How the 'noise' in our brain influences our behavior
The brain's neural activity is irregular, changing from one moment to the next. To date, this apparent "noise" has been thought to be due to random natural variations or measurement error. However, researchers at the Max Planck Institute for Human Development have shown that this neural variability may provide a unique window into brain function. In a new Perspective article out now in the journal Neuron, the authors argue that researchers need to focus more on neural variability to fully understand how behavior emerges from the brain.
When neuroscientists investigate the brain, its activity seems to vary all the time. Sometimes activity is higher or lower, rhythmic or irregular. Whereas averaging brain activity has served as a standard way of visualizing how the brain "works," the irregular, seemingly random patterns in neural signals have often been disregarded. Strikingly, such irregularities in neural activity appear regardless of whether single neurons or entire brain regions are assessed. Brains simply always appear "noisy," prompting the question of what such moment-to-moment neural variability may reveal about brain function.
Across a host of studies over the past 10 years, researchers from the Lifespan Neural Dynamics Group (LNDG) at the Max Planck Institute for Human Development and the Max Planck UCL Centre for Computational Psychiatry and Ageing Research have systematically examined the brain's "noise," showing that neural variability has a direct influence on behavior. In a new Perspective article published in the journal Neuron, the LNDG in collaboration with the University of Lübeck highlights what is now substantial evidence supporting the idea that neural variability represents a key, yet under-valued dimension for understanding brain-behavior relationships. "Animals and humans can indeed adapt successfully to environmental demands, but how can such behavioral success emerge in the face of neural variability? We argue that neuroscientists must grapple with the possibility that behavior may emerge because of neural variability, not in spite of it," says Leonhard Waschke, first author of the article and LNDG postdoctoral fellow.
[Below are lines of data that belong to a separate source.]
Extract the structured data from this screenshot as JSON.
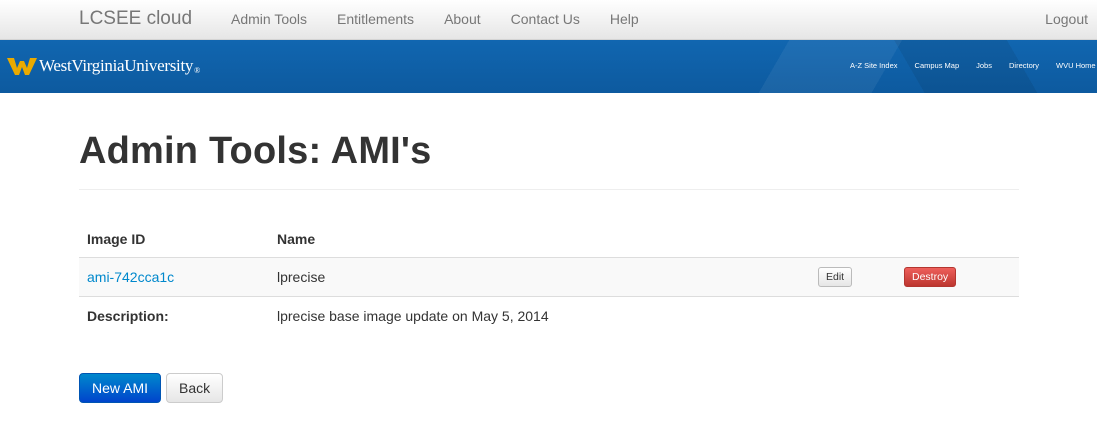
{
  "navbar": {
    "brand": "LCSEE cloud",
    "links": [
      "Admin Tools",
      "Entitlements",
      "About",
      "Contact Us",
      "Help"
    ],
    "logout": "Logout"
  },
  "banner": {
    "university_name": "WestVirginiaUniversity",
    "reg_mark": "®",
    "links": [
      "A-Z Site Index",
      "Campus Map",
      "Jobs",
      "Directory",
      "WVU Home"
    ],
    "colors": {
      "banner_blue": "#0f5fa6",
      "logo_gold": "#eaaa00"
    }
  },
  "page": {
    "title": "Admin Tools: AMI's"
  },
  "table": {
    "headers": {
      "image_id": "Image ID",
      "name": "Name"
    },
    "row": {
      "image_id": "ami-742cca1c",
      "name": "lprecise",
      "edit_label": "Edit",
      "destroy_label": "Destroy"
    },
    "description": {
      "label": "Description:",
      "value": "lprecise base image update on May 5, 2014"
    }
  },
  "actions": {
    "new_label": "New AMI",
    "back_label": "Back"
  },
  "colors": {
    "link": "#0088cc",
    "primary_button": "#0044cc",
    "danger_button": "#bd362f"
  }
}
A recent LNDG study published in the journal eLife exemplifies the direct link between neural variability and behavior. Participants' brain activity was measured via electroencephalography (EEG) while they responded to faint visual targets. When people were told to detect as many visual targets as possible, neural variability generally increased, whereas it was downregulated when participants were asked to avoid mistakes. Crucially, those who were better able to adapt their neural variability to these task demands performed better on the task. "The better a brain can regulate its 'noise,' the better it can process unknown information and react to it. Traditional ways of analyzing brain activity simply disregard this entire phenomenon," says LNDG postdoctoral fellow Niels Kloosterman, first author of this study and co-author of the article in Neuron.
The LNDG continues to demonstrate the importance of neural variability for successful human behavior in an ongoing series of studies. Whether one is asked to process a face, remember an object, or solve a complex task, the ability to modulate moment-to-moment variability seems to be required for optimal cognitive performance. "Neuroscientists have seen this 'noise' in the brain for decades but haven't understood what it means. A growing body of work by our group and others highlights that neural variability may indeed serve as an indispensable signal of behavioral success in its own right. With the increasing availability of tools and approaches to measure neural variability, we are excited that such a hypothesis is now immediately testable," says Douglas Garrett, Senior Research Scientist and LNDG group leader. In the next phases of their research, the group plans to examine whether neural variability and behavior can be optimized through brain stimulation, behavioral training, or medication.